The houses that were relocated date from 1907 and 1908, a period where we have no comprehensive building records. The houses here were built speculatively, usually as rental properties. We know that the other three houses, (those that weren’t moved) were built by Wellington Brehaut. Richard Greenwell was the first resident of 108o Richards (the 1908 house that was moved, almost hidden by the commercial block). Richard was a fireman at the Hastings sawmill, and his family were also listed including sons Alexander, a cigarmaker, John, who worked for the CPR and Robert, an elevator boy for Manhattan Court as well as daughter Mary who was clerk for Dr Minogue. The Greenwell’s moved on and by 1911 had been replaced by John McKissock. New residents were shown in 1912. William Knight was a bar server who had only arrived in Canada in 1911 with his wife and three daughters, and to help out they had two lodgers, Mr and Mrs Marshall, also originally from England.

There would later be much greater stability of occupancy for the other house that was moved, 1062 Richards, dating back to 1907. It’s another modest cottage that was built in 1908, and like 1080 saw some changes of occupancy in the early days. The first street reference lists the occupants simply as “foreigners”. A year later John Fraser, a telephone operator moved in, staying for a number of years. He was from Nova Scotia, as was his wife. They had arrived in Vancouver from the USA, where their four year old son had been born. They also had lodgers in 1911, J B and Edith Moore. J B was born in BC, and Edith was from Alaska.

In 1962 Linda Rupa moved in, paying $16,000 for the house. She was a clerk at Safeway’s, who had initially worked at the Army and Navy store when she first arrived in the city, earning 99 cents an hour. She discovered the house had a poker table upstairs, and 17 phones, with to private lines to the US. The house had been a speakeasy for a bootlegger – a profitable enterprise in the area, especially during the war. Once development of residential towers took off in the 1990s, site assembly started. Richards on Richards, the nightclub, sold to developer Mark Chandler, who then offered Linda $3 million for the two lots she owned, one with the house on. She turned him down, and he soon had bigger problems as he was eventually run out of town for selling several units in an earlier project to more than one prospective owner. The Aquilini family acquired Chandler’s assets here, and finally succeeded in persuading Linda to sell, for $6 million. She planned to move to New Westminster, noting when asked what she would do with the money that “I bought myself a nice tube of lipstick. I’ll get a new quilt from Sears – they’ve got them on sale”.

The timing of the site purchase was unfortunate. The condo project planned here was called the Richards. Francesco Aquilini spent five years assembling the site, in an area where buyers were paying $800 a square foot for their new, yet-to-be-built condos. The units came to market just as the market crashed. A handful of the 226 condos and townhouses sold, not enough to start construction. “We opened the sales centre the day after the October 27 crash,” says Aquilini. “It was like opening after 9/11.” The site sat for a couple of years before the units were re-marketed, at prices around 25% lower than initially anticipated.
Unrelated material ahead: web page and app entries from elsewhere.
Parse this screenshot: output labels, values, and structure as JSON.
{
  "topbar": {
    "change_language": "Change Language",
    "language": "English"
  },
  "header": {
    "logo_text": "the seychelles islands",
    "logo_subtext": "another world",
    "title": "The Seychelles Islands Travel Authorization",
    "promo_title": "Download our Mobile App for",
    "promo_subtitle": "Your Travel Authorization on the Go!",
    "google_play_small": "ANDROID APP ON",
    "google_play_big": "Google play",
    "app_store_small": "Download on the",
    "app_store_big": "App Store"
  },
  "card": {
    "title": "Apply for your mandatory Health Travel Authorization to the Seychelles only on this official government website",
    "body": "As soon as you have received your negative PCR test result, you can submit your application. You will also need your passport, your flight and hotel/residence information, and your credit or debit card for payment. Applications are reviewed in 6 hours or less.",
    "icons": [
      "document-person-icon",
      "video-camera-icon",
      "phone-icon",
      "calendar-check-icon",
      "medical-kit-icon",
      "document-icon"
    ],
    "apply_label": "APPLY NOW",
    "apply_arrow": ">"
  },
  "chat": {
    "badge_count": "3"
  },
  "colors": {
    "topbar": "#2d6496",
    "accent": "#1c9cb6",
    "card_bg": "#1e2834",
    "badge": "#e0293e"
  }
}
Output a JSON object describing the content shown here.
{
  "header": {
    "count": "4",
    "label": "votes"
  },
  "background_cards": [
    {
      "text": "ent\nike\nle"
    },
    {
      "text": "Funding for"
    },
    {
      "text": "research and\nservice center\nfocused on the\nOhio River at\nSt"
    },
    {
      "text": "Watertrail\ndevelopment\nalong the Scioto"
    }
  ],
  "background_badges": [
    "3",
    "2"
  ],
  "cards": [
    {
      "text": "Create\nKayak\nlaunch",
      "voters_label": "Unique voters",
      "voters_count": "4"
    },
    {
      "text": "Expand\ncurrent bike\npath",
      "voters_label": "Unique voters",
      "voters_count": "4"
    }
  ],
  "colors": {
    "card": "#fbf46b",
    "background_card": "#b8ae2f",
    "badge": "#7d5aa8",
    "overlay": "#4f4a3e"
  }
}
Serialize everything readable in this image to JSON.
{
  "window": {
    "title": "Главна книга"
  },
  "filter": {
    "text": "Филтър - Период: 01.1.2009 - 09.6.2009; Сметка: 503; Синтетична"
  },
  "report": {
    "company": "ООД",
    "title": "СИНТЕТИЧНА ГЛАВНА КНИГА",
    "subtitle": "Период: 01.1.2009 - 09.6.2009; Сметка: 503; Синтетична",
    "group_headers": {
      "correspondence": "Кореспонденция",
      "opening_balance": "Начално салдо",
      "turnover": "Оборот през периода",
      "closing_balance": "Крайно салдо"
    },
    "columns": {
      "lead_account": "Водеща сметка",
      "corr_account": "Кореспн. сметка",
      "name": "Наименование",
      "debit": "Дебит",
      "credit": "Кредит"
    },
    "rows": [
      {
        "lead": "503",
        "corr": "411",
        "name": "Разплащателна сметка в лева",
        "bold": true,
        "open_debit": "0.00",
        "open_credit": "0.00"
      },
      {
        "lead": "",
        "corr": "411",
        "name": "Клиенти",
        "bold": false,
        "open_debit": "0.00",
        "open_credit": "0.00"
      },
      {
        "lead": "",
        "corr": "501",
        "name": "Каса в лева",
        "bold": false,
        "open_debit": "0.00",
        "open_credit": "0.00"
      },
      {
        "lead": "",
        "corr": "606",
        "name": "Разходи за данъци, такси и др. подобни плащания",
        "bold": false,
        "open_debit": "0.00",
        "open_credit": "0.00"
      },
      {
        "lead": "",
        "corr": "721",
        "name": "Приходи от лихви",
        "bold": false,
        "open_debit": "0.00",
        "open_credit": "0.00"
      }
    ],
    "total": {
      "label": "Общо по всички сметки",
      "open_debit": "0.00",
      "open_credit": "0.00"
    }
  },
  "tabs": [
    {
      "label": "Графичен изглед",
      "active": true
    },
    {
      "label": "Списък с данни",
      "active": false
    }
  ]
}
Fortunately construction costs had fallen as well, and the project (designed by Lawrence Doyle Young and Wright) sold out and was completed in 2011.

Image Source City of Vancouver Archives CVA 779-E08.26

Posted September 7, 2017 by ChangingCity in Altered, Downtown